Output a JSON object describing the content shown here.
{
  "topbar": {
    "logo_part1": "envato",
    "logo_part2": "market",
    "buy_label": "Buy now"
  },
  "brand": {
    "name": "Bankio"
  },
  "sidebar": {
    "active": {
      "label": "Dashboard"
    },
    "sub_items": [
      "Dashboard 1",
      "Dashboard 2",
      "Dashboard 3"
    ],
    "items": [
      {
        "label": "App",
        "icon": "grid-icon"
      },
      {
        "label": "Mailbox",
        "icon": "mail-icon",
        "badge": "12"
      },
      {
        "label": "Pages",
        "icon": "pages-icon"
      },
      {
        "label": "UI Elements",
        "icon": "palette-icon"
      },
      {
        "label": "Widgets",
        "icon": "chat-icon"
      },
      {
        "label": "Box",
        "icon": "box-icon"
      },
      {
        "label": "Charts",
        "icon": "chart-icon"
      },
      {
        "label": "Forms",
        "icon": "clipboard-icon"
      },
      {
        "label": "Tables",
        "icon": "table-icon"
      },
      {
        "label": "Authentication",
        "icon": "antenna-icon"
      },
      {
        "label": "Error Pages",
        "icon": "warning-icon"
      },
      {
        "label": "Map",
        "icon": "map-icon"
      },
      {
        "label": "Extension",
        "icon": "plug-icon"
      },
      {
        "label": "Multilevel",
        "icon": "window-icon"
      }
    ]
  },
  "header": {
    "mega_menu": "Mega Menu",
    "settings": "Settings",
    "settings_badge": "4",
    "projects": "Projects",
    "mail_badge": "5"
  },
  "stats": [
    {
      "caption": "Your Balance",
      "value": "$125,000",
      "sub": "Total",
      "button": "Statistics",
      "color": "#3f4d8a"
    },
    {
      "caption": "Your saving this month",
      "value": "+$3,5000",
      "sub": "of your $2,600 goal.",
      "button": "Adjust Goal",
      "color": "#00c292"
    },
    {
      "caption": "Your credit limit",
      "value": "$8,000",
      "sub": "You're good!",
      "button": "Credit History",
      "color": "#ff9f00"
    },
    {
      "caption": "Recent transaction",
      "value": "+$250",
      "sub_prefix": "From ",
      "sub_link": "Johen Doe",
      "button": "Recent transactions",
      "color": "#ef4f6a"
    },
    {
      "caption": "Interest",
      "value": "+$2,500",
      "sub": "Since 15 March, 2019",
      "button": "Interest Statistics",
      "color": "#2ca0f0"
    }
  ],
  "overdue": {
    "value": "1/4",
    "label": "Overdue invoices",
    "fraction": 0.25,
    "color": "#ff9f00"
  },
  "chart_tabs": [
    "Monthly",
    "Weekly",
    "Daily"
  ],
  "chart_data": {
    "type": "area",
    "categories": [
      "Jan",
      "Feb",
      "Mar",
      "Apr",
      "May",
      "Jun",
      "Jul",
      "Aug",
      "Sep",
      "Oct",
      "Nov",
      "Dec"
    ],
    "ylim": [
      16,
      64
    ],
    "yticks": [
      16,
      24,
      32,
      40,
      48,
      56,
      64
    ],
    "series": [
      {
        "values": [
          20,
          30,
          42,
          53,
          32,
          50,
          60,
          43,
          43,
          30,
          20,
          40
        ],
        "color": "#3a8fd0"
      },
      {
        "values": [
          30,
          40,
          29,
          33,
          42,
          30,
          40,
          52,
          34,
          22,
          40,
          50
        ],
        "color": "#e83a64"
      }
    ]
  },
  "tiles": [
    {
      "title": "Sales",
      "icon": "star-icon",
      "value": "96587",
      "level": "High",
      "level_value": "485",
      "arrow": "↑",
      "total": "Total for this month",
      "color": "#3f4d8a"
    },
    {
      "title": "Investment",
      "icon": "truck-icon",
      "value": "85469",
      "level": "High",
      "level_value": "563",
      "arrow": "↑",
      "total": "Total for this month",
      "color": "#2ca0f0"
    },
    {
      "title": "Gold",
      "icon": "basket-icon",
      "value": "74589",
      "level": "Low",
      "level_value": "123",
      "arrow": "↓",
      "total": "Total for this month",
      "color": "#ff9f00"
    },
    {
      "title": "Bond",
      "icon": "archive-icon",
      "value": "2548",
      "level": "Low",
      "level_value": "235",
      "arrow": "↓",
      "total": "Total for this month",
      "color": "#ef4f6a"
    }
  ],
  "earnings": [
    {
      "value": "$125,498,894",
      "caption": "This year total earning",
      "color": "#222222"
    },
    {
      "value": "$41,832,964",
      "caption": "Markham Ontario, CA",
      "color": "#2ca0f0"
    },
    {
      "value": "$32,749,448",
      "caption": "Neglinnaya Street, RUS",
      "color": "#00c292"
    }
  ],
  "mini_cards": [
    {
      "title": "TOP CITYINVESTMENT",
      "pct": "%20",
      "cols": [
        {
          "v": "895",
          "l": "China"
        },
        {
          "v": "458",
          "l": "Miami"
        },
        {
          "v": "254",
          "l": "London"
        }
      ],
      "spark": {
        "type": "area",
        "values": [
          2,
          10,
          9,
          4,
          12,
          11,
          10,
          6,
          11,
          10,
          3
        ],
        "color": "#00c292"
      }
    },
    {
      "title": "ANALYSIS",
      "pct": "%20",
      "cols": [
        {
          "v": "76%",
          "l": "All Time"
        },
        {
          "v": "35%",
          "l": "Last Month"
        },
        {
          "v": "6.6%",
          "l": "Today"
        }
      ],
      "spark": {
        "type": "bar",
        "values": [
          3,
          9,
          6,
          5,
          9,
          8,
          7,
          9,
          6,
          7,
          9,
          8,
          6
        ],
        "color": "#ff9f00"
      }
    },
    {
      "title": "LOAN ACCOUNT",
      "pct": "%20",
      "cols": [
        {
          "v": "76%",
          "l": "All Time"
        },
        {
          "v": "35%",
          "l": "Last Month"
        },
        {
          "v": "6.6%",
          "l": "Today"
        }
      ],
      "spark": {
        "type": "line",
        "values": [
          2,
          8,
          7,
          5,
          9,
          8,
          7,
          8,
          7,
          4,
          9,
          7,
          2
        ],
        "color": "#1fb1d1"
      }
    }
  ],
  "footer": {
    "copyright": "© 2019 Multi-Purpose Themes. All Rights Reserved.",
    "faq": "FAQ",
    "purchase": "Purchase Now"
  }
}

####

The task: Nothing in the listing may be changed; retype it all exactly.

Answer space:
Output a JSON object describing the content shown here.
{
  "topbar": {
    "logo_part1": "envato",
    "logo_part2": "market",
    "buy_label": "Buy now"
  },
  "brand": {
    "name": "Bankio"
  },
  "sidebar": {
    "active": {
      "label": "Dashboard"
    },
    "sub_items": [
      "Dashboard 1",
      "Dashboard 2",
      "Dashboard 3"
    ],
    "items": [
      {
        "label": "App",
        "icon": "grid-icon"
      },
      {
        "label": "Mailbox",
        "icon": "mail-icon",
        "badge": "12"
      },
      {
        "label": "Pages",
        "icon": "pages-icon"
      },
      {
        "label": "UI Elements",
        "icon": "palette-icon"
      },
      {
        "label": "Widgets",
        "icon": "chat-icon"
      },
      {
        "label": "Box",
        "icon": "box-icon"
      },
      {
        "label": "Charts",
        "icon": "chart-icon"
      },
      {
        "label": "Forms",
        "icon": "clipboard-icon"
      },
      {
        "label": "Tables",
        "icon": "table-icon"
      },
      {
        "label": "Authentication",
        "icon": "antenna-icon"
      },
      {
        "label": "Error Pages",
        "icon": "warning-icon"
      },
      {
        "label": "Map",
        "icon": "map-icon"
      },
      {
        "label": "Extension",
        "icon": "plug-icon"
      },
      {
        "label": "Multilevel",
        "icon": "window-icon"
      }
    ]
  },
  "header": {
    "mega_menu": "Mega Menu",
    "settings": "Settings",
    "settings_badge": "4",
    "projects": "Projects",
    "mail_badge": "5"
  },
  "stats": [
    {
      "caption": "Your Balance",
      "value": "$125,000",
      "sub": "Total",
      "button": "Statistics",
      "color": "#3f4d8a"
    },
    {
      "caption": "Your saving this month",
      "value": "+$3,5000",
      "sub": "of your $2,600 goal.",
      "button": "Adjust Goal",
      "color": "#00c292"
    },
    {
      "caption": "Your credit limit",
      "value": "$8,000",
      "sub": "You're good!",
      "button": "Credit History",
      "color": "#ff9f00"
    },
    {
      "caption": "Recent transaction",
      "value": "+$250",
      "sub_prefix": "From ",
      "sub_link": "Johen Doe",
      "button": "Recent transactions",
      "color": "#ef4f6a"
    },
    {
      "caption": "Interest",
      "value": "+$2,500",
      "sub": "Since 15 March, 2019",
      "button": "Interest Statistics",
      "color": "#2ca0f0"
    }
  ],
  "overdue": {
    "value": "1/4",
    "label": "Overdue invoices",
    "fraction": 0.25,
    "color": "#ff9f00"
  },
  "chart_tabs": [
    "Monthly",
    "Weekly",
    "Daily"
  ],
  "chart_data": {
    "type": "area",
    "categories": [
      "Jan",
      "Feb",
      "Mar",
      "Apr",
      "May",
      "Jun",
      "Jul",
      "Aug",
      "Sep",
      "Oct",
      "Nov",
      "Dec"
    ],
    "ylim": [
      16,
      64
    ],
    "yticks": [
      16,
      24,
      32,
      40,
      48,
      56,
      64
    ],
    "series": [
      {
        "values": [
          20,
          30,
          42,
          53,
          32,
          50,
          60,
          43,
          43,
          30,
          20,
          40
        ],
        "color": "#3a8fd0"
      },
      {
        "values": [
          30,
          40,
          29,
          33,
          42,
          30,
          40,
          52,
          34,
          22,
          40,
          50
        ],
        "color": "#e83a64"
      }
    ]
  },
  "tiles": [
    {
      "title": "Sales",
      "icon": "star-icon",
      "value": "96587",
      "level": "High",
      "level_value": "485",
      "arrow": "↑",
      "total": "Total for this month",
      "color": "#3f4d8a"
    },
    {
      "title": "Investment",
      "icon": "truck-icon",
      "value": "85469",
      "level": "High",
      "level_value": "563",
      "arrow": "↑",
      "total": "Total for this month",
      "color": "#2ca0f0"
    },
    {
      "title": "Gold",
      "icon": "basket-icon",
      "value": "74589",
      "level": "Low",
      "level_value": "123",
      "arrow": "↓",
      "total": "Total for this month",
      "color": "#ff9f00"
    },
    {
      "title": "Bond",
      "icon": "archive-icon",
      "value": "2548",
      "level": "Low",
      "level_value": "235",
      "arrow": "↓",
      "total": "Total for this month",
      "color": "#ef4f6a"
    }
  ],
  "earnings": [
    {
      "value": "$125,498,894",
      "caption": "This year total earning",
      "color": "#222222"
    },
    {
      "value": "$41,832,964",
      "caption": "Markham Ontario, CA",
      "color": "#2ca0f0"
    },
    {
      "value": "$32,749,448",
      "caption": "Neglinnaya Street, RUS",
      "color": "#00c292"
    }
  ],
  "mini_cards": [
    {
      "title": "TOP CITYINVESTMENT",
      "pct": "%20",
      "cols": [
        {
          "v": "895",
          "l": "China"
        },
        {
          "v": "458",
          "l": "Miami"
        },
        {
          "v": "254",
          "l": "London"
        }
      ],
      "spark": {
        "type": "area",
        "values": [
          2,
          10,
          9,
          4,
          12,
          11,
          10,
          6,
          11,
          10,
          3
        ],
        "color": "#00c292"
      }
    },
    {
      "title": "ANALYSIS",
      "pct": "%20",
      "cols": [
        {
          "v": "76%",
          "l": "All Time"
        },
        {
          "v": "35%",
          "l": "Last Month"
        },
        {
          "v": "6.6%",
          "l": "Today"
        }
      ],
      "spark": {
        "type": "bar",
        "values": [
          3,
          9,
          6,
          5,
          9,
          8,
          7,
          9,
          6,
          7,
          9,
          8,
          6
        ],
        "color": "#ff9f00"
      }
    },
    {
      "title": "LOAN ACCOUNT",
      "pct": "%20",
      "cols": [
        {
          "v": "76%",
          "l": "All Time"
        },
        {
          "v": "35%",
          "l": "Last Month"
        },
        {
          "v": "6.6%",
          "l": "Today"
        }
      ],
      "spark": {
        "type": "line",
        "values": [
          2,
          8,
          7,
          5,
          9,
          8,
          7,
          8,
          7,
          4,
          9,
          7,
          2
        ],
        "color": "#1fb1d1"
      }
    }
  ],
  "footer": {
    "copyright": "© 2019 Multi-Purpose Themes. All Rights Reserved.",
    "faq": "FAQ",
    "purchase": "Purchase Now"
  }
}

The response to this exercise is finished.